First Nations have been an integral part to Canada’s military forces overseas and at home, sacrificing their lifestyle and their lives in the name of Freedom and Peace. It is estimated that approximately 1 in 3 First Nations people enlisted in the First World War, despite conscription that prohibited them from enlisting. Many First Nations struggled with the challenges of racial prejudice, as well as overcoming language and cultural barriers while undergoing difficult training regimes all soldiers had to endure. Although many reasons for enlisting were similar to non-native soldiers, some natives had additional cultural motives for enlisting, such as reconnecting their spirit with their ancestor warriors, and to assume a more active, masculine role than what they could provide for their families on reserves.
In WWI, WWII, and the Korean War, Canadian First Nations were renowned for their excellent skills in infiltrating into enemy territory and sharp shooting; many became decorated war veterans for their skills and bravery. Records claim that 7000 Aboriginal Canadians enlisted in all three wars, although Aboriginal Veteran groups estimate this number is significantly higher due to records not including Inuit, Metis, and non-status Aboriginals in the statistics.
In contrast to WWI, WWII’s conscription enforced all Canadian citizens to enlist in the war. It was discovered, nonetheless, that the majority of Aboriginal Canadians already voluntarily enlisted, embracing the military traditions of their fathers and brothers. The Korean War saw less Canadian Forces participants than in the previous wars, however 26000 Aboriginal and Non-Aboriginal Canadians fought for South Korea’s freedom, a participation rate only surpassed by the USA and UK.
Remember to take a moment this Remembrance Day, November 11th to honour all past and current military personnel.
Museum Staff, Volunteers, and visitors are gearing up for our upcoming 5th Annual Traditional Pow Wow & Native Harvest Festival
The event runs from 10 am – 4:30 pm September 14 and 15th. Admission is by donation.
Visitors can spend the whole day taking part in the endless activities and workshops we offer:
Traditional dancers, singers, drummers, storytellers
Art and cooking demonstrations
Hand drum, Four Medicines, Beading, Lacrosse, & Mandala making workshops
London Potter’s Guild Pit Firing; Flint Knapping demonstrations
Iroquois Beadwork Exhibit from the Royal Ontario Museum
Food and Craft vendors featuring traditional items
Child & Youth Activities

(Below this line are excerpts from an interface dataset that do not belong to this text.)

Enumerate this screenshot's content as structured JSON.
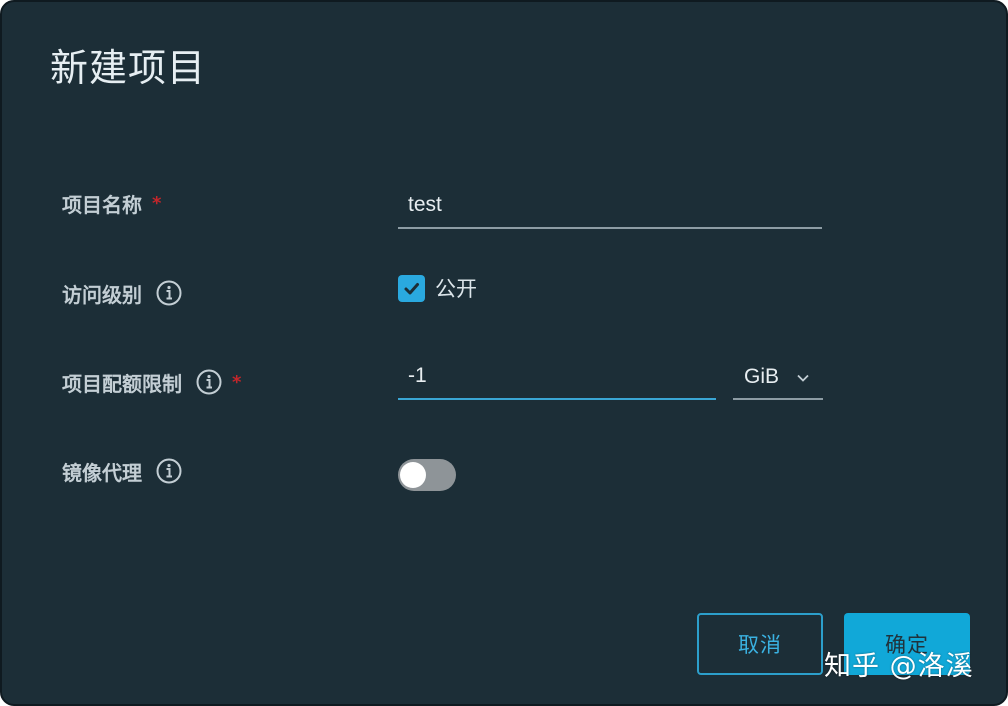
{
  "dialog": {
    "title": "新建项目",
    "colors": {
      "background": "#1c2e37",
      "accent": "#2aa9df",
      "primary_button": "#11a8d8",
      "required_mark": "#c3262b"
    }
  },
  "form": {
    "project_name": {
      "label": "项目名称",
      "required_mark": "*",
      "value": "test"
    },
    "access_level": {
      "label": "访问级别",
      "info_icon": "info-icon",
      "checkbox_label": "公开",
      "checked": true
    },
    "quota": {
      "label": "项目配额限制",
      "info_icon": "info-icon",
      "required_mark": "*",
      "value": "-1",
      "unit": "GiB"
    },
    "proxy_cache": {
      "label": "镜像代理",
      "info_icon": "info-icon",
      "enabled": false
    }
  },
  "actions": {
    "cancel_label": "取消",
    "ok_label": "确定"
  },
  "watermark": "知乎 @洛溪"
}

Tour the Museum
This is the Museum’s most popular event with over 2,000 visitors last year! We encourage everyone to use our free shuttle bus service from Emily Carr Public School and Masonville Mall’s transit stop.